E&E has been in business for 40 years and concerned itself with issues such as climate change and alternative energy long before the majority of the world had even heard either of these phrases mentioned.
It is as a result of this history and the depth of knowledge and understanding that E&E has of its industry that has rendered the company virtually recession-proof.
The company was founded in 1970 by four friends and has gone from strength to strength ever since. When you consider the global – but particularly western – attitude towards the environment now, it is perhaps of little surprise that the company is doing better than ever.
E&E offers advice to fledgling firms in the industry trying to gain a foothold, as well as conduct environmental impact studies and give counsel on the cleanup of toxic waste.
Despite it's now very high reputation, as with all firms, E&E wasn't without its hiccups. One example perhaps epitomises the company's strength and longevity more than the rest, however.
In the mid-seventies, a newly purchased wind turbine (a relatively revolutionary purchase back then) spun free and buried itself in the company's car park.
The accident could well have been the end of a number of company's – the failure of the very kind of products you are trying to champion is an often catastrophic problem – but E&E survived.
Since that day, E&E has consulted on over 200 wind-power projects.
It would be accurate to say that the company leads by example and very much follows its own mantra.
Its headquarters are built on a 64,000sq-ft site that, according to chief executive Kevin Neumaier, consumes half as much energy as an "energy-hoggomg" building of equal size.
The rooftop boats solar panels and the building is flooded in natural light as a result of the vast windows.
As one of America's original green buildings, it has recently been honoured with a platinum designation from the US Green Building Council.

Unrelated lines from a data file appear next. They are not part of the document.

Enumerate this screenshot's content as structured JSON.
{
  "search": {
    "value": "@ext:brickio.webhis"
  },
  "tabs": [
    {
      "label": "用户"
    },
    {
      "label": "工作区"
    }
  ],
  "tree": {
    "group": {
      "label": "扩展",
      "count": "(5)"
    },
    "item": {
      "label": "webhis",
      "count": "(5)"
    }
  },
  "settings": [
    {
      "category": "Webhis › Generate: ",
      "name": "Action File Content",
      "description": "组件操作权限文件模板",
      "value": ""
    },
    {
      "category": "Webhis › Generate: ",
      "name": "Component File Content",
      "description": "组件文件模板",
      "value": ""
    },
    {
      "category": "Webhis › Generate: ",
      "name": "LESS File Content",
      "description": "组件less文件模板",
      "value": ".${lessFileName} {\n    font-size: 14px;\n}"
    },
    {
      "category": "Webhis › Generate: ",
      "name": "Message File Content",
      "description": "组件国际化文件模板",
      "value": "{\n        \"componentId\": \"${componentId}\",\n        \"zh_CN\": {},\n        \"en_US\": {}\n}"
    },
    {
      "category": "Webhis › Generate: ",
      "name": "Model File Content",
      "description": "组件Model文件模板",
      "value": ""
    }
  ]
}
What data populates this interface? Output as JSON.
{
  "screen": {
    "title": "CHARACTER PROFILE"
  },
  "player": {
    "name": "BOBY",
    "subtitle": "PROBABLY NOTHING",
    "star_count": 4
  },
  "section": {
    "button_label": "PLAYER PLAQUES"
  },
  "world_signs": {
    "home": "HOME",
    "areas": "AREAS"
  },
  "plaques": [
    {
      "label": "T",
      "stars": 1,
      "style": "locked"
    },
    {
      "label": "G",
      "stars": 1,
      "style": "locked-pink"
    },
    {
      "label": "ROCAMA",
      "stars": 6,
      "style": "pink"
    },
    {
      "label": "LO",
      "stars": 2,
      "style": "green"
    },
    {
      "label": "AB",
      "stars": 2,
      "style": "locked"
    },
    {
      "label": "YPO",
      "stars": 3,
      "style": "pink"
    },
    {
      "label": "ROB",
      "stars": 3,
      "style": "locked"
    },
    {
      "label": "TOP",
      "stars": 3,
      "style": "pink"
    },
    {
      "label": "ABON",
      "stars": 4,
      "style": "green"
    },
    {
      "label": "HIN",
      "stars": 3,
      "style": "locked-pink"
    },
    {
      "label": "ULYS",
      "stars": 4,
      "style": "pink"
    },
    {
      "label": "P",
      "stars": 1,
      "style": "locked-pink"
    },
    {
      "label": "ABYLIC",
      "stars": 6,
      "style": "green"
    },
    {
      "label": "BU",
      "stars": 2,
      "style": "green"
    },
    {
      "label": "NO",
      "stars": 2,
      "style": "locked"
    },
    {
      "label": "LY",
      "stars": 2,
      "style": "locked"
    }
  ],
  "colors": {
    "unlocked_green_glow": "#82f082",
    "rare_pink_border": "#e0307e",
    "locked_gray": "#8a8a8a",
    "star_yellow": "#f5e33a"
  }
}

So what's the secret of the company's success? Pam Hall, chief executive of Normandeau Associates (a competitor of E&E), said: "E&E manages to be on trend without being trendy. It has a reputation for sound science, which makes it very formidable."
Top image from Siemens